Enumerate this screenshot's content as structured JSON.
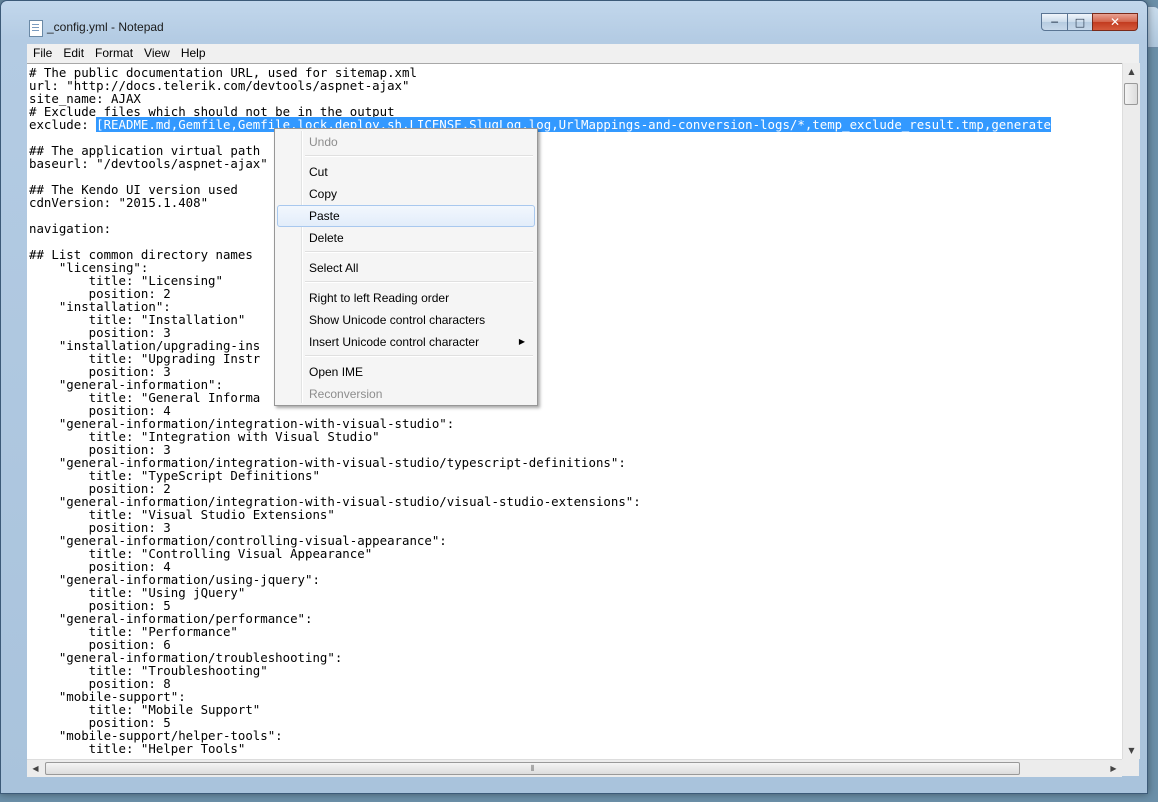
{
  "window": {
    "title": "_config.yml - Notepad",
    "controls": {
      "minimize": "─",
      "maximize": "□",
      "close": "✕"
    }
  },
  "menubar": [
    "File",
    "Edit",
    "Format",
    "View",
    "Help"
  ],
  "editor": {
    "lines": [
      "# The public documentation URL, used for sitemap.xml",
      "url: \"http://docs.telerik.com/devtools/aspnet-ajax\"",
      "site_name: AJAX",
      "# Exclude files which should not be in the output",
      "__EXCLUDE__",
      "",
      "## The application virtual path",
      "baseurl: \"/devtools/aspnet-ajax\"",
      "",
      "## The Kendo UI version used",
      "cdnVersion: \"2015.1.408\"",
      "",
      "navigation:",
      "",
      "## List common directory names",
      "    \"licensing\":",
      "        title: \"Licensing\"",
      "        position: 2",
      "    \"installation\":",
      "        title: \"Installation\"",
      "        position: 3",
      "    \"installation/upgrading-ins",
      "        title: \"Upgrading Instr",
      "        position: 3",
      "    \"general-information\":",
      "        title: \"General Informa",
      "        position: 4",
      "    \"general-information/integration-with-visual-studio\":",
      "        title: \"Integration with Visual Studio\"",
      "        position: 3",
      "    \"general-information/integration-with-visual-studio/typescript-definitions\":",
      "        title: \"TypeScript Definitions\"",
      "        position: 2",
      "    \"general-information/integration-with-visual-studio/visual-studio-extensions\":",
      "        title: \"Visual Studio Extensions\"",
      "        position: 3",
      "    \"general-information/controlling-visual-appearance\":",
      "        title: \"Controlling Visual Appearance\"",
      "        position: 4",
      "    \"general-information/using-jquery\":",
      "        title: \"Using jQuery\"",
      "        position: 5",
      "    \"general-information/performance\":",
      "        title: \"Performance\"",
      "        position: 6",
      "    \"general-information/troubleshooting\":",
      "        title: \"Troubleshooting\"",
      "        position: 8",
      "    \"mobile-support\":",
      "        title: \"Mobile Support\"",
      "        position: 5",
      "    \"mobile-support/helper-tools\":",
      "        title: \"Helper Tools\""
    ],
    "exclude_prefix": "exclude: ",
    "exclude_selected": "[README.md,Gemfile,Gemfile.lock,deploy.sh,LICENSE,SlugLog.log,UrlMappings-and-conversion-logs/*,temp_exclude_result.tmp,generate"
  },
  "context_menu": {
    "items": [
      {
        "label": "Undo",
        "enabled": false
      },
      {
        "separator": true
      },
      {
        "label": "Cut",
        "enabled": true
      },
      {
        "label": "Copy",
        "enabled": true
      },
      {
        "label": "Paste",
        "enabled": true,
        "hover": true
      },
      {
        "label": "Delete",
        "enabled": true
      },
      {
        "separator": true
      },
      {
        "label": "Select All",
        "enabled": true
      },
      {
        "separator": true
      },
      {
        "label": "Right to left Reading order",
        "enabled": true
      },
      {
        "label": "Show Unicode control characters",
        "enabled": true
      },
      {
        "label": "Insert Unicode control character",
        "enabled": true,
        "submenu": true
      },
      {
        "separator": true
      },
      {
        "label": "Open IME",
        "enabled": true
      },
      {
        "label": "Reconversion",
        "enabled": false
      }
    ]
  },
  "scrollbars": {
    "up_arrow": "▲",
    "down_arrow": "▼",
    "left_arrow": "◀",
    "right_arrow": "▶",
    "grip": "⦀"
  }
}
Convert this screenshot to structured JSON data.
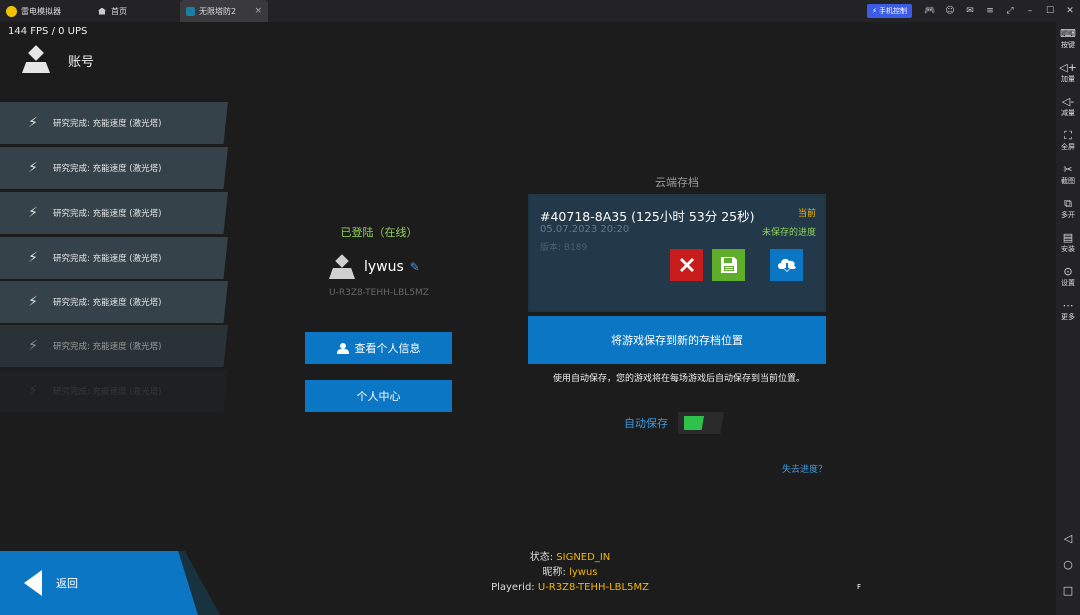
{
  "titlebar": {
    "app_name": "雷电模拟器",
    "tab_home": "首页",
    "tab_game": "无限塔防2",
    "tab_close": "×",
    "phone_control": "手机控制",
    "icons": [
      "gamepad-icon",
      "user-icon",
      "mail-icon",
      "menu-icon",
      "restore-icon",
      "minimize-icon",
      "maximize-icon",
      "close-icon"
    ]
  },
  "sidebar": {
    "items": [
      {
        "label": "按键",
        "icon": "keyboard-icon",
        "glyph": "⌨"
      },
      {
        "label": "加量",
        "icon": "volume-up-icon",
        "glyph": "🔈"
      },
      {
        "label": "减量",
        "icon": "volume-down-icon",
        "glyph": "🔉"
      },
      {
        "label": "全屏",
        "icon": "fullscreen-icon",
        "glyph": "⛶"
      },
      {
        "label": "截图",
        "icon": "scissors-icon",
        "glyph": "✂"
      },
      {
        "label": "多开",
        "icon": "multi-instance-icon",
        "glyph": "⧉"
      },
      {
        "label": "安装",
        "icon": "install-icon",
        "glyph": "▤"
      },
      {
        "label": "设置",
        "icon": "settings-icon",
        "glyph": "⚙"
      },
      {
        "label": "更多",
        "icon": "more-icon",
        "glyph": "⋯"
      }
    ],
    "nav": {
      "back": "◁",
      "home": "○",
      "recent": "□"
    }
  },
  "game": {
    "fps": "144 FPS / 0 UPS",
    "account_title": "账号",
    "notifications": [
      "研究完成: 充能速度 (激光塔)",
      "研究完成: 充能速度 (激光塔)",
      "研究完成: 充能速度 (激光塔)",
      "研究完成: 充能速度 (激光塔)",
      "研究完成: 充能速度 (激光塔)",
      "研究完成: 充能速度 (激光塔)",
      "研究完成: 充能速度 (激光塔)"
    ],
    "login_status": "已登陆（在线）",
    "username": "lywus",
    "user_id": "U-R3Z8-TEHH-LBL5MZ",
    "btn_profile": "查看个人信息",
    "btn_center": "个人中心",
    "cloud": {
      "title": "云端存档",
      "save_id": "#40718-8A35 (125小时 53分 25秒)",
      "current": "当前",
      "date": "05.07.2023 20:20",
      "unsaved": "未保存的进度",
      "version": "版本: B189",
      "btn_save_new": "将游戏保存到新的存档位置",
      "autosave_desc": "使用自动保存，您的游戏将在每场游戏后自动保存到当前位置。",
      "autosave_label": "自动保存",
      "autosave_on": true,
      "lost_progress": "失去进度？"
    },
    "back_label": "返回",
    "status": {
      "state_label": "状态:",
      "state_value": "SIGNED_IN",
      "nick_label": "昵称:",
      "nick_value": "lywus",
      "pid_label": "Playerid:",
      "pid_value": "U-R3Z8-TEHH-LBL5MZ"
    },
    "tiny_f": "F"
  },
  "colors": {
    "accent_blue": "#0b76c4",
    "online_green": "#8dd25a",
    "current_orange": "#f2b600",
    "delete_red": "#c91c1c",
    "save_green": "#5fae2b"
  }
}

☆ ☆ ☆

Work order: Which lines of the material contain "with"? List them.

Result:
      "    \"general-information/integration-with-visual-studio\":",
      "        title: \"Integration with Visual Studio\"",
      "    \"general-information/integration-with-visual-studio/typescript-definitions\":",
      "    \"general-information/integration-with-visual-studio/visual-studio-extensions\":",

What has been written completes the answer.